Light beers have always had a bad rep, much like how people pick on diet soda for its watered down taste. Although I admit that I have tasted many bland light beers, more respect needs to be given towards the like of Bud Lite. Light beers should maybe be considered the craftiest of beers, as they are among the most difficult beers to brew. An immense amount of skill, love, and attention is needed in order to make sure that the rest of us have an excuse to drink more than one bottle of beer. Although light beers seem to be a recent revelation thanks to our weight-loss obsessed culture, they have been around for some time.
Let’s shed some light on light beers:
- In America, “light beer” refers to beer that has less calories and carbs. In Australia and other parts of the world, “light beers” are beers that are reduced in alcohol content.
- Light beers used to be called “small beers.” They were, at times, the only reliable drinking source that folks had since the fermentation process killed off bacteria.
- During Prohibition, many brewers sold “near beers,” which was beer that retained a low enough ABV to be sold legally.
- Bud Lite is the best selling beer of 2013.
- Most light beers take the same amount of time as their traditional counterparts to ferment.
Macro-breweries are a great place to turn to as your prime go-to for your light beer needs.
The light beer market is so incredibly saturated that it takes more effort to choose a light beer rather than find it. That doesn’t mean that your local brewery isn’t interested in producing a lighter version of their cherished amber ale. There are many craft brewers such as Samuel Adams that produce its own lighter lager. Often times, craft breweries aren’t advertising their beers as light, but are still lighter in calories and carbs; pilsners are a great example of a beer that is lighter in comparison to fuller-bodies beers. Don’t discount darker beers as being gut-busters, either–Guinness is a mere 125 calories per 12-ounce glass. Dry Irish stouts, like Brooklyn’s Irish Dry Stout, which bubbles in at 117 calories for a 12 ounce guzzle, typically tend to be lighter in calories as well.

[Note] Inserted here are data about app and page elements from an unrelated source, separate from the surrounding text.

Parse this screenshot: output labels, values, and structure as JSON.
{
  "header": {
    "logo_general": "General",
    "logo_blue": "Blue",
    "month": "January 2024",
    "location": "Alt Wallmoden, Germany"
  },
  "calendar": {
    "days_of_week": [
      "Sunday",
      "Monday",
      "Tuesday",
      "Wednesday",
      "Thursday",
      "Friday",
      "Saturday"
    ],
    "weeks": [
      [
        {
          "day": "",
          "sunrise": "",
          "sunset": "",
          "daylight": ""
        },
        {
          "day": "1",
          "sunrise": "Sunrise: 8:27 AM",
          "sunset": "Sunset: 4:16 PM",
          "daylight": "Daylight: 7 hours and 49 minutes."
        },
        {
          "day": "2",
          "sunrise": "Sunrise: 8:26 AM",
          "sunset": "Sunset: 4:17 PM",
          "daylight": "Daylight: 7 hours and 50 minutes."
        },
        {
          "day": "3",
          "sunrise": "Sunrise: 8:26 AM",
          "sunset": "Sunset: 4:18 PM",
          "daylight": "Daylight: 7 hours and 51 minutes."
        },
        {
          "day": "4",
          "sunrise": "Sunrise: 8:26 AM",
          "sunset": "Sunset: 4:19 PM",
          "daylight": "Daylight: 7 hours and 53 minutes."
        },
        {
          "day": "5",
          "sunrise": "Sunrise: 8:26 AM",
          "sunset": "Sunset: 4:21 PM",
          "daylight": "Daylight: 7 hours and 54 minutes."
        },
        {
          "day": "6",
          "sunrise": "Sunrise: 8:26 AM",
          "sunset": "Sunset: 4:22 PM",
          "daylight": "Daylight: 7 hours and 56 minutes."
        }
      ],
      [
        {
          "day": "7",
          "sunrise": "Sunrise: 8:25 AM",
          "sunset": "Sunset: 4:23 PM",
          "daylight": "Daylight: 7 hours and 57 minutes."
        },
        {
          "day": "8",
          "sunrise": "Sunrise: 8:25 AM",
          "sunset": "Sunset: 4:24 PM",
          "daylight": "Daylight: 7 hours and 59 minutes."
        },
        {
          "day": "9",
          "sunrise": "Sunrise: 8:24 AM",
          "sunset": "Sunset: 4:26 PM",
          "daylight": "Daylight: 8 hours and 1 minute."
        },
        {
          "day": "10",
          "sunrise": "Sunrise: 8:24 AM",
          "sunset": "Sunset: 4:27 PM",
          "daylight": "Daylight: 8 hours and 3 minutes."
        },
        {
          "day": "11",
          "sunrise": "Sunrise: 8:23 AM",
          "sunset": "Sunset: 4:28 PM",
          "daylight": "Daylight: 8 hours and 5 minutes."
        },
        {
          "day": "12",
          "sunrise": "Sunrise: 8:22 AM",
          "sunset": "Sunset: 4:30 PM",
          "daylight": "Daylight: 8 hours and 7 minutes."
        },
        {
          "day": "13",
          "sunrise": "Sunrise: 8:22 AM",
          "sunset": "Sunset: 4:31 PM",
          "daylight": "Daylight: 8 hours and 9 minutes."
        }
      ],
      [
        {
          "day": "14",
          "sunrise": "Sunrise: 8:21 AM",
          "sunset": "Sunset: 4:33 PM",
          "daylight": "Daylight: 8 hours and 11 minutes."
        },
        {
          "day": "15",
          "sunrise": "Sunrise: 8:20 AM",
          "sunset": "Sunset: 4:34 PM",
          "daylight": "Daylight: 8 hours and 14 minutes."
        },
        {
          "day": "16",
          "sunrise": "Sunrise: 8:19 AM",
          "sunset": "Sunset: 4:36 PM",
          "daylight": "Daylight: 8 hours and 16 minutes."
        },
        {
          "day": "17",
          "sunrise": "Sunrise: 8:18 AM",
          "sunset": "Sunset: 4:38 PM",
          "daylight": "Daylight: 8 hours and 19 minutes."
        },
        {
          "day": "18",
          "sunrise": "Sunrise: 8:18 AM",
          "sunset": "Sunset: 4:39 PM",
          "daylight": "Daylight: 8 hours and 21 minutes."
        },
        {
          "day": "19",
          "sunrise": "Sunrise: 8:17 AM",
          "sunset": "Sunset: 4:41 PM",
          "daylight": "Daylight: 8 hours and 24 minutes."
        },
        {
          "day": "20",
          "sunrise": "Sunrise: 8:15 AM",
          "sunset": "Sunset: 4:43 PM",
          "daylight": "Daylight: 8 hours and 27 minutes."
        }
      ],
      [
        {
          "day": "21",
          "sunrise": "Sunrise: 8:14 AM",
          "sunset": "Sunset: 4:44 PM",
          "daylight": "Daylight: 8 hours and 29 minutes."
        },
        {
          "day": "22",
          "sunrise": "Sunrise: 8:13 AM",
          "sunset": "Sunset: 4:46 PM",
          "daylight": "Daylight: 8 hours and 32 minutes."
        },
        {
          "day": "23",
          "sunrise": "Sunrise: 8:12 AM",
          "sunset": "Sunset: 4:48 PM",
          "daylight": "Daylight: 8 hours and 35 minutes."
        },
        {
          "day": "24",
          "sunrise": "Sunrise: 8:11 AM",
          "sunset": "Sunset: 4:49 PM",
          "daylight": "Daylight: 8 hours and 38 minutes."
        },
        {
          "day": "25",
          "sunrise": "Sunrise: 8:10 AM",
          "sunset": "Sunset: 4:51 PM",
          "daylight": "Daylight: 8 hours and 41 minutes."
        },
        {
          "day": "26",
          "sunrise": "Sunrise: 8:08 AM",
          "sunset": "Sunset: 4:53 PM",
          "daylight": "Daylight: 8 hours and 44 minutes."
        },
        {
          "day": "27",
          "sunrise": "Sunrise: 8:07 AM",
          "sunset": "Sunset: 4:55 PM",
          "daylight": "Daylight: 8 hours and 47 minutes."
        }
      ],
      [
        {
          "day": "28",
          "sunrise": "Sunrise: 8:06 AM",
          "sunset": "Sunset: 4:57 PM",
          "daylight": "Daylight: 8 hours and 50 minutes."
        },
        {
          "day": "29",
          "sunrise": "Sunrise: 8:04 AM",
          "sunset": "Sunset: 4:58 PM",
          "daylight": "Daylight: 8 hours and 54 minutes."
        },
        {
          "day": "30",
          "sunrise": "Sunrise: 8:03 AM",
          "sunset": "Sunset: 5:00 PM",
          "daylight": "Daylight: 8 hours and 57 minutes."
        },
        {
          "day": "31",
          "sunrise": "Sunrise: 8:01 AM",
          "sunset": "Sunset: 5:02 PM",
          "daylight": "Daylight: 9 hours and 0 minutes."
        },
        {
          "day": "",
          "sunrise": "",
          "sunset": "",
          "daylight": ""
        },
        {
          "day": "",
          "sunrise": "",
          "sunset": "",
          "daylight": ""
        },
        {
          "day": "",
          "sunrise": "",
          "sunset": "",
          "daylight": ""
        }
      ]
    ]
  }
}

If you have the right pick, you won’t have to sacrifice taste or your health for your beer.
Just because you feel you can drink more light beers and not feel guilty doesn’t mean you won’t be hungover the next day.